PD-L1 expression was scored on tumor-infiltrating immune cells (IC) using the VENTANA SP142 immunohistochemistry assay. The co-primary endpoints were PFS by independent review according to RECIST v1.1 in the intention to threat population and in the subgroup of patients with PD-L1 expression ≥1% on IC. Other endpoints included PFS by investigator according to RECIST and imRECIST plus patient-reported outcomes (PROs).
“The updated results remained consistent with the primary analysis, showing clinically meaningful benefit in PFS with atezolizumab versus sunitinib in PD-L1 positive patients,” said Powles.
The investigator=assessed overall response rate (ORR) was 32% with sunitinib, 24.3% with monotherapy, and 34.7% with atezolizumab and bevacizumab versus 28.3%, 27.8%, and 48.0% in the overall population versus the PD-L1 positive population, respectively. The rates of complete response (CR), partial response (PR), and stable disease were similar, but lower in the overall population compared to the PD-L1-positive cohort, where the CR rates were 1.7% versus 7.4%, versus 2.0%; PR rates were 26.7%, 20.4%, versus 46.0%; and SD rates were 40%, 31.5%, and 28.0% with sunitinib, atezolizumab monotherapy, and combination treatment, respectively.
“Safety of combined atezolizumab plus bevacizumab was consistent with the known safety profile of each agent alone; further follow-up showed no new safety signals,” Powles commented.
Both atezolizumab and bevacizumab were more well-tolerated than sunitinib. Treatment related serious adverse events (AEs) occurred in 12.0%, 14.6%, and 23.8% of patients receiving sunitinib, atezolizumab, and atezolizumab plus bevacizumab, respectively. Study withdrawal due to an AE occurred in 13.0%, 6.8%, and 21.8% of patients, and dose modification or interruption due to AEs occurred in 70.0%, 27.2%, and 61.4% of patients on sunitinib, monotherapy and combination treatment, respectively.
Two (2%) patients on sunitinib and one (1%) patient receiving combined atezolizumab plus bevacizumab died due to an AE.
“Patients receiving atezolizumab reported less symptom severity and interference in daily functioning on the MD Anderson Symptom Severity Inventory,” Powles noted. For example, the median time to symptom deterioration was 3.6 months with sunitinib, not reached with atezolizumab monotherapy, and 7.6 months with combined atezolizumab and bevacizumab.
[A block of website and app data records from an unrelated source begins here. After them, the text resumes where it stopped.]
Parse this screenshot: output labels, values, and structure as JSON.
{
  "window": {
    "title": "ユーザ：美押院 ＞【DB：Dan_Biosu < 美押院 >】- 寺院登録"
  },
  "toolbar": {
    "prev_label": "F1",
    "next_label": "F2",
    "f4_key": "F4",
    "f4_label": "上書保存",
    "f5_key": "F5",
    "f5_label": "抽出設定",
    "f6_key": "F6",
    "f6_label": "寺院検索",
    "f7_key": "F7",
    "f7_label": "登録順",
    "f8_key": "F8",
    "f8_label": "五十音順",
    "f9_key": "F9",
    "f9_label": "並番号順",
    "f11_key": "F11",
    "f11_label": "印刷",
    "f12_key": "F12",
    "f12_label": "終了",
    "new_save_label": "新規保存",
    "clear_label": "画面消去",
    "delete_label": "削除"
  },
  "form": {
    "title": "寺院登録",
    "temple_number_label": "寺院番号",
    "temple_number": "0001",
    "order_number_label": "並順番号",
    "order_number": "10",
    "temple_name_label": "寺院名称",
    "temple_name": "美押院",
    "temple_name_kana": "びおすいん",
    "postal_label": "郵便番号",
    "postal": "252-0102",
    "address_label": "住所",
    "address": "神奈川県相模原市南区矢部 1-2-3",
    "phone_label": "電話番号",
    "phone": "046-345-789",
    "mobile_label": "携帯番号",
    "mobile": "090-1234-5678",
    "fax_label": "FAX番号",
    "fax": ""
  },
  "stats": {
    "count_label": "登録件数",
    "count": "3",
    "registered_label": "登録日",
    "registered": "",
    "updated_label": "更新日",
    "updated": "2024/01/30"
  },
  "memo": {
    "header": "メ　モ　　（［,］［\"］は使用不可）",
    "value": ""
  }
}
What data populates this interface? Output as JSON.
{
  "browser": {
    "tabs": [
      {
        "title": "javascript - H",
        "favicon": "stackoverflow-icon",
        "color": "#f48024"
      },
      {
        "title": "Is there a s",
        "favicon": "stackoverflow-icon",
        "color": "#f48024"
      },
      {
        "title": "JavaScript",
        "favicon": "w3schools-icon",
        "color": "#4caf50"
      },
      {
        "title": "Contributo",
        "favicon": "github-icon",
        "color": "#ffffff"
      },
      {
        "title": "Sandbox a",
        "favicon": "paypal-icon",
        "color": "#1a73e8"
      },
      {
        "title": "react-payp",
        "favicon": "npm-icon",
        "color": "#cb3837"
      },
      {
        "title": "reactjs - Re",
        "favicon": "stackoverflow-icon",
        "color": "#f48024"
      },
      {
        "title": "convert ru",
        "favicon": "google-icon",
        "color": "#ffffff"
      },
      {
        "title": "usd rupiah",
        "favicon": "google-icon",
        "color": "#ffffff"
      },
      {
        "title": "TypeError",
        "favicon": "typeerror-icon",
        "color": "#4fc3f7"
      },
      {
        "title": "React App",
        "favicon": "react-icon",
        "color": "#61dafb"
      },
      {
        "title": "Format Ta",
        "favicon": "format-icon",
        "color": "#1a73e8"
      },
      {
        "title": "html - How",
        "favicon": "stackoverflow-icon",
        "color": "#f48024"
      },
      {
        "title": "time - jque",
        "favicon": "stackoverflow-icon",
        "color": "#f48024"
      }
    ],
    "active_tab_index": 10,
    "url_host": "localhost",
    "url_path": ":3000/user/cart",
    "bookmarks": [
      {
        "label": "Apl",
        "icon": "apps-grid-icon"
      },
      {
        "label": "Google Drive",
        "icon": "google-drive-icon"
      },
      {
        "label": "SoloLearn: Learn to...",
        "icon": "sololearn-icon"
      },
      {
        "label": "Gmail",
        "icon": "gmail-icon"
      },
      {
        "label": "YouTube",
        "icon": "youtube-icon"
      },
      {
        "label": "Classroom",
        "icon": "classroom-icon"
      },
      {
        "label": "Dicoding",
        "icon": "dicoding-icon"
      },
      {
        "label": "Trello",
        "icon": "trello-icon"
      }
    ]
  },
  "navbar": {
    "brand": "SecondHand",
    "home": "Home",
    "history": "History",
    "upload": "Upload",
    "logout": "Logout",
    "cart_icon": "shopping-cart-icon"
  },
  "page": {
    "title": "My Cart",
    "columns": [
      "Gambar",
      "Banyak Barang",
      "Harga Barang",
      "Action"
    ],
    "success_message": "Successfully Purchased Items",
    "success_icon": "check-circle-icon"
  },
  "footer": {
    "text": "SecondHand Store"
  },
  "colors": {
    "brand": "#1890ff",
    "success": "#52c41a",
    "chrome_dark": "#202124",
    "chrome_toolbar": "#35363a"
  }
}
This study was funded by F. Hoffmann-La Roche, Ltd.
Powles T, McDermotee SF, Rini B, et al. IMmotion150: Novel radiological endpoints and updated data from a randomized phase II trial investigating atezolizumab (atezo) with or without bevacizumab (bev) vs sunitinib (sun) in untreated metastatic renal cell carcinoma (mRCC). Abstract presented at: 2017 ESMO Congress; Madrid, Spain; September 8-12, 2017. Abstract LBA39.